** Source data **
--------------------------------------------------
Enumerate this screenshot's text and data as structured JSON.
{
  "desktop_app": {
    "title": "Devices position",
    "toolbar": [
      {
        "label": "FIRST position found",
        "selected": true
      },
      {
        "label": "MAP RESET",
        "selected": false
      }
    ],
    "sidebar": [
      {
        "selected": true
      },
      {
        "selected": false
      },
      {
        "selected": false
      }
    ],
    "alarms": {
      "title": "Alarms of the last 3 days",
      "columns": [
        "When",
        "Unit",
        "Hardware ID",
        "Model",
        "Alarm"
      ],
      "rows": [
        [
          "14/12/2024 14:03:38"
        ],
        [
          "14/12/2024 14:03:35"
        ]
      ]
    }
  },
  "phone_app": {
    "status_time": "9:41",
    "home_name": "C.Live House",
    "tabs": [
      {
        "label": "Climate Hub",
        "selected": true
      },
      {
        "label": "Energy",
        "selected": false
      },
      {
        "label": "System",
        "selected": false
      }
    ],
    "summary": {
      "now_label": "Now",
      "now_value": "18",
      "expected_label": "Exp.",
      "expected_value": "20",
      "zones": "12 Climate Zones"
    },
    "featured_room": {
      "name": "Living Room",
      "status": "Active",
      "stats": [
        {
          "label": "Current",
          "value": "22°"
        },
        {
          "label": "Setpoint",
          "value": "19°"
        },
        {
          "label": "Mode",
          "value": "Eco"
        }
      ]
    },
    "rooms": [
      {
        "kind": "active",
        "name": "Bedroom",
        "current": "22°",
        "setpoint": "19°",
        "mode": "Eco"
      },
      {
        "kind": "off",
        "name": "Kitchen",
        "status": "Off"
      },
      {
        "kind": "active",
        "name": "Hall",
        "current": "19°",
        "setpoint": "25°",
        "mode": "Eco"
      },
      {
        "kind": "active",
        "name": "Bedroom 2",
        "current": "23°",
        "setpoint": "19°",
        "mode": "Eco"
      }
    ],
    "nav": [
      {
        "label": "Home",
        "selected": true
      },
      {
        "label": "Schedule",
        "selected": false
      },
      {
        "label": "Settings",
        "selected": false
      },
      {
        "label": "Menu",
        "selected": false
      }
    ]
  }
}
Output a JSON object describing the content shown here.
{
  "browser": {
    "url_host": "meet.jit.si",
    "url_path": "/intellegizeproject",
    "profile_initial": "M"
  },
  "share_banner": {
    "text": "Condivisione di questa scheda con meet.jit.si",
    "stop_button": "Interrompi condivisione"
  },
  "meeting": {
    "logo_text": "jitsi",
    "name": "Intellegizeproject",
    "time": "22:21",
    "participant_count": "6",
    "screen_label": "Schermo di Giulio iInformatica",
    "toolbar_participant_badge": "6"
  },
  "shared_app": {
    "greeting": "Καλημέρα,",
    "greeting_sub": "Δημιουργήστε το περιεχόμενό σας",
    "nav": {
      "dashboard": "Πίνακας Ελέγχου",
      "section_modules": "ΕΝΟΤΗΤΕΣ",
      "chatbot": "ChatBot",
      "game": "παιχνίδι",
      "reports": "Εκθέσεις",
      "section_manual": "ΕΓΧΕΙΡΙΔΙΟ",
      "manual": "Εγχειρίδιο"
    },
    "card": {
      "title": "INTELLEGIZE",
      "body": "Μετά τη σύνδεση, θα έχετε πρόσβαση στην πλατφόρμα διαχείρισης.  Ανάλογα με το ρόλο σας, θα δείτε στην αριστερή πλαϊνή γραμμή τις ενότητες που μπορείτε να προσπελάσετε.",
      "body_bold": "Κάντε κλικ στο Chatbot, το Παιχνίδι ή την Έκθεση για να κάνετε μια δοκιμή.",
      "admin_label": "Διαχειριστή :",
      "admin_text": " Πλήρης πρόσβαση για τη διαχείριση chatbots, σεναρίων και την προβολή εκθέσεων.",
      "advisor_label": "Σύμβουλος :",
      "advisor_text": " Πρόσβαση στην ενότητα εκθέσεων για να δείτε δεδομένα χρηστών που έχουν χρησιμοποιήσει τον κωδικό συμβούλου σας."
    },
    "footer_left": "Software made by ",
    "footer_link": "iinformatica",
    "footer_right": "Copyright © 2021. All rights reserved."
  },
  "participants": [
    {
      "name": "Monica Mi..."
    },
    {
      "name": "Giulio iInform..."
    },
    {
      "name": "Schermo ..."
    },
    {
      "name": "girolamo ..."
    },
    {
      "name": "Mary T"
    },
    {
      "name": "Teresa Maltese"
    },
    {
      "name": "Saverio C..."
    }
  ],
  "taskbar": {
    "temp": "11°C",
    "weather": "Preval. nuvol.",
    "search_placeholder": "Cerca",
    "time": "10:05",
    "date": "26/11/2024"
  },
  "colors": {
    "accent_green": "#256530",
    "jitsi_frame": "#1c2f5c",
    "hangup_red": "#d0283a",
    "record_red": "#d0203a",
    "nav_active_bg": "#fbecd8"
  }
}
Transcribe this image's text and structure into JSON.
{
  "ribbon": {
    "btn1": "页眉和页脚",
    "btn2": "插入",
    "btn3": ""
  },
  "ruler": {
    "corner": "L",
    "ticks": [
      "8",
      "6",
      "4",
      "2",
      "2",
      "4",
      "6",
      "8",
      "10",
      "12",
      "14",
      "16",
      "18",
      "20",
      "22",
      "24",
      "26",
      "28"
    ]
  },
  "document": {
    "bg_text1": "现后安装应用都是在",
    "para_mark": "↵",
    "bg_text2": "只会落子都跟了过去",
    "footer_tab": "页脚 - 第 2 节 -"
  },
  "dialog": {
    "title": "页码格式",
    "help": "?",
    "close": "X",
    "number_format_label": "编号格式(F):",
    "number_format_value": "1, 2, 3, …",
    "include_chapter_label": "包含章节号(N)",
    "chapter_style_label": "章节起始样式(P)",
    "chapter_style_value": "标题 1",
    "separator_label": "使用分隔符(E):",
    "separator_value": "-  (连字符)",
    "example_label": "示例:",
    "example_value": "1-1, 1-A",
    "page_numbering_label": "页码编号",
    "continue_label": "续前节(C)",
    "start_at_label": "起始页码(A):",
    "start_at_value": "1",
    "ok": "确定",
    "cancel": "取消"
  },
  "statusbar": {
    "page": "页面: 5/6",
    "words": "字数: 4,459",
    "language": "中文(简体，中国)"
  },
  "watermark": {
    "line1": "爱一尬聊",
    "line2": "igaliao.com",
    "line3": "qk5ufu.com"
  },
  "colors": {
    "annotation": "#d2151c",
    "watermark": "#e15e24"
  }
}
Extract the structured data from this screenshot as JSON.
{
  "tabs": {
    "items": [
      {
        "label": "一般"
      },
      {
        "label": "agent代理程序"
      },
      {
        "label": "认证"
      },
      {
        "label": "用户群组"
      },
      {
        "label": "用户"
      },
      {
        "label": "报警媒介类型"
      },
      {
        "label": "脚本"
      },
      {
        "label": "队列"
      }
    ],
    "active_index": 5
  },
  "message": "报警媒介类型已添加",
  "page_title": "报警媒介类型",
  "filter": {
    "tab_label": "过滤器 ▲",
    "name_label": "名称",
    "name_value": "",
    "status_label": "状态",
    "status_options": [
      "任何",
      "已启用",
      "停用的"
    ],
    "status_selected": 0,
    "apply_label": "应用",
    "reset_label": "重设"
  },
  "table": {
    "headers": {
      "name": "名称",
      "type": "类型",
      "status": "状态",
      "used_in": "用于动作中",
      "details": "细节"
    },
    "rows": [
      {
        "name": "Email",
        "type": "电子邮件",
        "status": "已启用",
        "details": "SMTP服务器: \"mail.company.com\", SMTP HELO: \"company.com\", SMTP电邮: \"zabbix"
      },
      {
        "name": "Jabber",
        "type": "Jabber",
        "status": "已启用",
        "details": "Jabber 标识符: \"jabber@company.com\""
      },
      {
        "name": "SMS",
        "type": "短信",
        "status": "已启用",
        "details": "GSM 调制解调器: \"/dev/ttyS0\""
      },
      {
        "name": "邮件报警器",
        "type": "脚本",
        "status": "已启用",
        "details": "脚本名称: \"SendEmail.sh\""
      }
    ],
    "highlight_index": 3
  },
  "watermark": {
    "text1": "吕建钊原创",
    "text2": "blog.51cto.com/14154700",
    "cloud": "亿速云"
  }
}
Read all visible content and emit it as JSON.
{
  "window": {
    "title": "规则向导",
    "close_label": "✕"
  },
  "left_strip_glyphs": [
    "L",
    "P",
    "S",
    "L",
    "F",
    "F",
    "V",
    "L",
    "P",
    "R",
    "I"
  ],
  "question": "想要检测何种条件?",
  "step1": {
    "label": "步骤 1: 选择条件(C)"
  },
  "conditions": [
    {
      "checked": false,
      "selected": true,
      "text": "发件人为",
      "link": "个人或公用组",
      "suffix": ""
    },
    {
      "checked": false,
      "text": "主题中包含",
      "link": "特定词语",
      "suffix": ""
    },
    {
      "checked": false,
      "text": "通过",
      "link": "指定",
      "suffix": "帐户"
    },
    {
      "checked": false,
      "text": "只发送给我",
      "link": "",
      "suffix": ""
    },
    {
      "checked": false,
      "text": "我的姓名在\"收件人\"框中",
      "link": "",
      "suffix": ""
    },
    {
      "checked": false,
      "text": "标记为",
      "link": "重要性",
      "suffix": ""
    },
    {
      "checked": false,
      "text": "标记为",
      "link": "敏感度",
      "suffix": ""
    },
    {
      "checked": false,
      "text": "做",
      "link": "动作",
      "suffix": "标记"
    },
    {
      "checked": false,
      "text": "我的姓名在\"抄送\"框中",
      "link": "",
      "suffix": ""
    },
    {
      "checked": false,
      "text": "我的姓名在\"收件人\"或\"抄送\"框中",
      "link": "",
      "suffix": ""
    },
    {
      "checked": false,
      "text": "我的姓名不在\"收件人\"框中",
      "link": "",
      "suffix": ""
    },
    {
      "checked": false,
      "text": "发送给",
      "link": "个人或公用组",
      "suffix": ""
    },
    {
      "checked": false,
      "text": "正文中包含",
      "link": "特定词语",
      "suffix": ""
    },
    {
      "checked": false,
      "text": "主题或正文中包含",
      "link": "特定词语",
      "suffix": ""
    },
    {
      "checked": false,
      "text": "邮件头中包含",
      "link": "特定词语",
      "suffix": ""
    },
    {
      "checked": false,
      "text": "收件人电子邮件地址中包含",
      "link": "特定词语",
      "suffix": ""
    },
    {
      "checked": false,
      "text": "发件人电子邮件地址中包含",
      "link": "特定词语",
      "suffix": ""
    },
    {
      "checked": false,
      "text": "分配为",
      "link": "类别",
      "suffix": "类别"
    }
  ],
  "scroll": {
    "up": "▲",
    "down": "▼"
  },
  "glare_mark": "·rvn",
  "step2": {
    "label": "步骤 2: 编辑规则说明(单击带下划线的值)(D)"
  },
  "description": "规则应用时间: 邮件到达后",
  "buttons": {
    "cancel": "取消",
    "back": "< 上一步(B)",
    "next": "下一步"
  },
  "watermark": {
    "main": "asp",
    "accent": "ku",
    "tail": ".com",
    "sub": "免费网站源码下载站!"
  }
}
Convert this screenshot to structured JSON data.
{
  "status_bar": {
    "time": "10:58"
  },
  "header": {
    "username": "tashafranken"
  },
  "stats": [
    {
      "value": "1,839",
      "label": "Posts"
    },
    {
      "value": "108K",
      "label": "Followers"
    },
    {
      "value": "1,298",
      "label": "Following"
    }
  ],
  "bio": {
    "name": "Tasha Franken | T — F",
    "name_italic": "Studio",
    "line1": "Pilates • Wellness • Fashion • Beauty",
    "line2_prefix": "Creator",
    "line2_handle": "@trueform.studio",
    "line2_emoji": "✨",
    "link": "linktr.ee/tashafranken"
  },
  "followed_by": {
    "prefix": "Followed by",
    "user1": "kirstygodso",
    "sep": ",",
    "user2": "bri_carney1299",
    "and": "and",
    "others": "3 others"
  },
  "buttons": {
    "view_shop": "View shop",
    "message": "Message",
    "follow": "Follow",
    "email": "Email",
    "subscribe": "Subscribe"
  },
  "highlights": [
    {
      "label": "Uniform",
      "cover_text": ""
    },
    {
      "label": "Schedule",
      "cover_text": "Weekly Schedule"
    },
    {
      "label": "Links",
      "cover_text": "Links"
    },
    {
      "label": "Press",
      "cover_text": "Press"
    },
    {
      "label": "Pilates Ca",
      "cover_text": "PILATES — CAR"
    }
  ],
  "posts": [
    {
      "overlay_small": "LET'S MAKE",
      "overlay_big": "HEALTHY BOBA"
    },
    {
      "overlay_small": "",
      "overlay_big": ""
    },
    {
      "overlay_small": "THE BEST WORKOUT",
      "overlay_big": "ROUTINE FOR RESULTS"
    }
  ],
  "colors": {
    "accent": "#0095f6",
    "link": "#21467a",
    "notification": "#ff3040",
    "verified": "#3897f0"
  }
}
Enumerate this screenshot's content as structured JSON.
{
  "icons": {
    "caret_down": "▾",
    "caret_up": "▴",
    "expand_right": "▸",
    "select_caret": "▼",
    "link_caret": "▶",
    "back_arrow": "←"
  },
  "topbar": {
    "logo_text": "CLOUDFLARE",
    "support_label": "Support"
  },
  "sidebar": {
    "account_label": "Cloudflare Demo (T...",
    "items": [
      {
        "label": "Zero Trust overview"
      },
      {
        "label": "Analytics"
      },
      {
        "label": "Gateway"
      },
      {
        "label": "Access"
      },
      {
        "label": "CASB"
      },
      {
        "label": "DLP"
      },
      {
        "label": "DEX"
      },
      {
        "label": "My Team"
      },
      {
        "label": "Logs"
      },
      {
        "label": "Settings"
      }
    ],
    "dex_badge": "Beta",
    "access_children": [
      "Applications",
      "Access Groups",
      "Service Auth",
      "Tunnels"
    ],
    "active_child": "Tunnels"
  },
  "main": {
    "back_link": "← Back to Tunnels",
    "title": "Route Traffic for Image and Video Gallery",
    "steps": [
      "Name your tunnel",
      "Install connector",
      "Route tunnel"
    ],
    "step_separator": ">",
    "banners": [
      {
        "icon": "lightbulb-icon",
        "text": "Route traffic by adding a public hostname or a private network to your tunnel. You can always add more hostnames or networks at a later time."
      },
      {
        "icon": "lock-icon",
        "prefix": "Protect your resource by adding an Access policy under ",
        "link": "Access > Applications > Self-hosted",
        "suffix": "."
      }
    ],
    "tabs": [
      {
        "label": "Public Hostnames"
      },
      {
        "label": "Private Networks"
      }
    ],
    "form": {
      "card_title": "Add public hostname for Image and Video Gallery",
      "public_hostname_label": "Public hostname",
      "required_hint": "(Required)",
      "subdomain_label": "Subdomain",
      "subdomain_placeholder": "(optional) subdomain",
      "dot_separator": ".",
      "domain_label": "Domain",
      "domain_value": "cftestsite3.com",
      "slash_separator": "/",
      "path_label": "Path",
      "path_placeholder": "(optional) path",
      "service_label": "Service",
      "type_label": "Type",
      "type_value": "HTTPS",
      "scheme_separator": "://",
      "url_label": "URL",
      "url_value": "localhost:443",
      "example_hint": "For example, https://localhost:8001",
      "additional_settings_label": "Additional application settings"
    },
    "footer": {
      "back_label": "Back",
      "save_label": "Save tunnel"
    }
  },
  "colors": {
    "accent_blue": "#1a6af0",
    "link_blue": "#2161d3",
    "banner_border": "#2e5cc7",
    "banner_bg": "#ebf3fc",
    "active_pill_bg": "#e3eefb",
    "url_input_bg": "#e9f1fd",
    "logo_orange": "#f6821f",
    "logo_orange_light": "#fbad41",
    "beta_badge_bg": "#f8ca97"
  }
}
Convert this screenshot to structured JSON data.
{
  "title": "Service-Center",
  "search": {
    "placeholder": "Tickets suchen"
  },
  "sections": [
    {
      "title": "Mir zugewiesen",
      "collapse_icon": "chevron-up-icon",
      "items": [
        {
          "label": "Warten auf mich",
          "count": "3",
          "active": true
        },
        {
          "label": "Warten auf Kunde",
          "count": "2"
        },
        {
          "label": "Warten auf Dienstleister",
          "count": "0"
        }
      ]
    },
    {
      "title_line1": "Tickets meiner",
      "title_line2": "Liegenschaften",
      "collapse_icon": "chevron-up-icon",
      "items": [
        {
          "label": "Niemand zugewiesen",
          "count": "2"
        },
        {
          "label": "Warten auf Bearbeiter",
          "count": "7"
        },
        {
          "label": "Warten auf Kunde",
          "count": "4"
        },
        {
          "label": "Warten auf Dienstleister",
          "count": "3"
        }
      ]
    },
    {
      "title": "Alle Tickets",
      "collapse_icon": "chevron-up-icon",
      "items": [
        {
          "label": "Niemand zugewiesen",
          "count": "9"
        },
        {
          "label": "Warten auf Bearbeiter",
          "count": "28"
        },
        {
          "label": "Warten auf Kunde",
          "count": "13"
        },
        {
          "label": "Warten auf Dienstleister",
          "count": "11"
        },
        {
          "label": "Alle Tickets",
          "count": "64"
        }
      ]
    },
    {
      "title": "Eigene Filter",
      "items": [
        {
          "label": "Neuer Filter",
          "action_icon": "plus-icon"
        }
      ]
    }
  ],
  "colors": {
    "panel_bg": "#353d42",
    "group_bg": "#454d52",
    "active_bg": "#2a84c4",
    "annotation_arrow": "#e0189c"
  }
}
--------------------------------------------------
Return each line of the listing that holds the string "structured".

** Answer space **
Enumerate this screenshot's text and data as structured JSON.
Extract the structured data from this screenshot as JSON.
Convert this screenshot to structured JSON data.
Enumerate this screenshot's content as structured JSON.
Convert this screenshot to structured JSON data.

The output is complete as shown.